One of the phenomena—even privileges—of aging is remembering things from our distant past. With me it often comes in the form of a song or even a commercial jingle from long ago, generally for a product that no longer exists like Ipana Toothpaste with its “Ipana Smile.” A recent example: I’ll hear in my head a refrain that doubtless goes back to World War II when we were living in a red-brick house, 48 Essex Road, in the Old Village of Great Neck, Long Island, New York. I was maybe five. The radio situation is something like this. An excited baritone voice begins, “From WGN in Chicago, it’s Don McNeill and his Breakfast Club!” Then Don himself comes on with the daily strains of his theme song: “Good morning, Breakfast Clubbers, it’s time to greet you….” I don’t remember the rest, but the melody is etched in my memory. So, I join in with the Don in my head, and we intone the first line together, he from the shadows of my distant past and me from right here, right now, so to speak. The cliché is we’ll remember, say, the lines of a poem we memorized 70 years ago but then will go upstairs to get something and on arrival totally forget what it was we’d wanted. Ah, sweet mysteries of aging!
Preparing for the Good Life—Part 1
Cultures tend to determine what living a good life consists of. In France it’s having impeccable taste in food and drink and being suave, in England it’s about respecting one’s class boundaries and being articulate in the mother tongue, in Germany it’s being ordentich [orderly and law-abiding] and a good burgher, and in the U.S., it’s becoming rich and, if possible, famous. Yet the concept of the good life goes back to the ancient Greeks and Chinese, where none of the above characteristics applied. In the case of the former, Aristotle proposed moderation in all things while Plato’s Socrates argued for knowledge of and a life in harmony with one’s true self.

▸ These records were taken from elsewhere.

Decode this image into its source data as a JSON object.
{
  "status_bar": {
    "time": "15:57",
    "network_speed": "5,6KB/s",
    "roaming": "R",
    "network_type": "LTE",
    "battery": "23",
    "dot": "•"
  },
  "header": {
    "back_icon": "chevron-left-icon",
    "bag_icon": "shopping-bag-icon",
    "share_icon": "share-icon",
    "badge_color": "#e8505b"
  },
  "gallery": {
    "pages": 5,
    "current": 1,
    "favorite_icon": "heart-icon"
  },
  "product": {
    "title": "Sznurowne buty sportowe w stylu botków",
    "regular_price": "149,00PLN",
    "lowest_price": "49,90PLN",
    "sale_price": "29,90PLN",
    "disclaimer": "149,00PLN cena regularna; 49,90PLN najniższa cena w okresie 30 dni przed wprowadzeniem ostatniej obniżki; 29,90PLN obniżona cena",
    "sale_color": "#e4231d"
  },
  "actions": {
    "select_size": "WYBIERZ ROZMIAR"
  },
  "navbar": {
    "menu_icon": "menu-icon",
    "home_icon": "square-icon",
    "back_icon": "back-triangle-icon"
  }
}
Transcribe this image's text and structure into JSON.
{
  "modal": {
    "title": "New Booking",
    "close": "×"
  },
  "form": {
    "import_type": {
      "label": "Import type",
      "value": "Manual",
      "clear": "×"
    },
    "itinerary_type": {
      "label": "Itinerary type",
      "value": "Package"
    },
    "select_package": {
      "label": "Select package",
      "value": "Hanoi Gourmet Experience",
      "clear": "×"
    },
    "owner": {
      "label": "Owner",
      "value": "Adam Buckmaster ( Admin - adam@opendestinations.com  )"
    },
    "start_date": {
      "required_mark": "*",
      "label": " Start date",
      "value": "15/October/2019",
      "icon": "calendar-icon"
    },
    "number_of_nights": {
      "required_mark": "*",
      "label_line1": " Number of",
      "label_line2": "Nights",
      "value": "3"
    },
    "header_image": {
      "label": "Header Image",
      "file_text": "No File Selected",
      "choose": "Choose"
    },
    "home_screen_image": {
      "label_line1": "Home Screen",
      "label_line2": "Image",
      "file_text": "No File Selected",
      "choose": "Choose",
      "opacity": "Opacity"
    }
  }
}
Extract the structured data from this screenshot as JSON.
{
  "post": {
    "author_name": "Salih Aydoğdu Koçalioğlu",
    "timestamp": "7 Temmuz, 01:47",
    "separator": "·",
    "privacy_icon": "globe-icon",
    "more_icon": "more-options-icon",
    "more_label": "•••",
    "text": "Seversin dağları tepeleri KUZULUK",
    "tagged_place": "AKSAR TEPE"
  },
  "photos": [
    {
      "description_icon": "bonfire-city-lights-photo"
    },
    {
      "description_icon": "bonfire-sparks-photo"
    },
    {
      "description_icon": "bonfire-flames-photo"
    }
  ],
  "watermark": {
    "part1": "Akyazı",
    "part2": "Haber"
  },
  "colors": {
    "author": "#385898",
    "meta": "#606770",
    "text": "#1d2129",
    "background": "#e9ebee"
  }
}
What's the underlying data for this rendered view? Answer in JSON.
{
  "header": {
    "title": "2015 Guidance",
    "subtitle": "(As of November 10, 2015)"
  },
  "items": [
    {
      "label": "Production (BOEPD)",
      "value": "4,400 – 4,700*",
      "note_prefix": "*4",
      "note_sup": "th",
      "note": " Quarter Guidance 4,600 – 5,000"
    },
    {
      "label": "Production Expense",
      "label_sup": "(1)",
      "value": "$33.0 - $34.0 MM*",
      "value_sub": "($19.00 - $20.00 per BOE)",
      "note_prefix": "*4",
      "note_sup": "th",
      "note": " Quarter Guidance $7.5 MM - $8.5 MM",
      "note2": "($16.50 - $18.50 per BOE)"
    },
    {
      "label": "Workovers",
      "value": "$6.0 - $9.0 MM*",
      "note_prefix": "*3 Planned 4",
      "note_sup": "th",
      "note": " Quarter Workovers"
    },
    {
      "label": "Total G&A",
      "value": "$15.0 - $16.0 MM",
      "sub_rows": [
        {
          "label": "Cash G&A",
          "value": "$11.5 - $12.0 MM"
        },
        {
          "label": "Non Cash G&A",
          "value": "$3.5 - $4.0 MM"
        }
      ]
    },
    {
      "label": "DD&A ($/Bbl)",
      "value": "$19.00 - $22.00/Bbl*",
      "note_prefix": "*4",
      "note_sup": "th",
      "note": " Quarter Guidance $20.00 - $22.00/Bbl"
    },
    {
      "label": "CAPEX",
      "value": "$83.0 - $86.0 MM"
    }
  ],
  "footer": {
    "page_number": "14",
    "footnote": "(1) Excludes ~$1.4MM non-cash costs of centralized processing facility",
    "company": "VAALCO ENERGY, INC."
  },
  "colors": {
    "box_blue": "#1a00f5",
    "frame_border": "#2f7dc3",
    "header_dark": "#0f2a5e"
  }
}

And in the latter, Lao Tsu called for living in accordance with the Way (Tao), with Confucius insisting on a life in conformity with one’s station in society.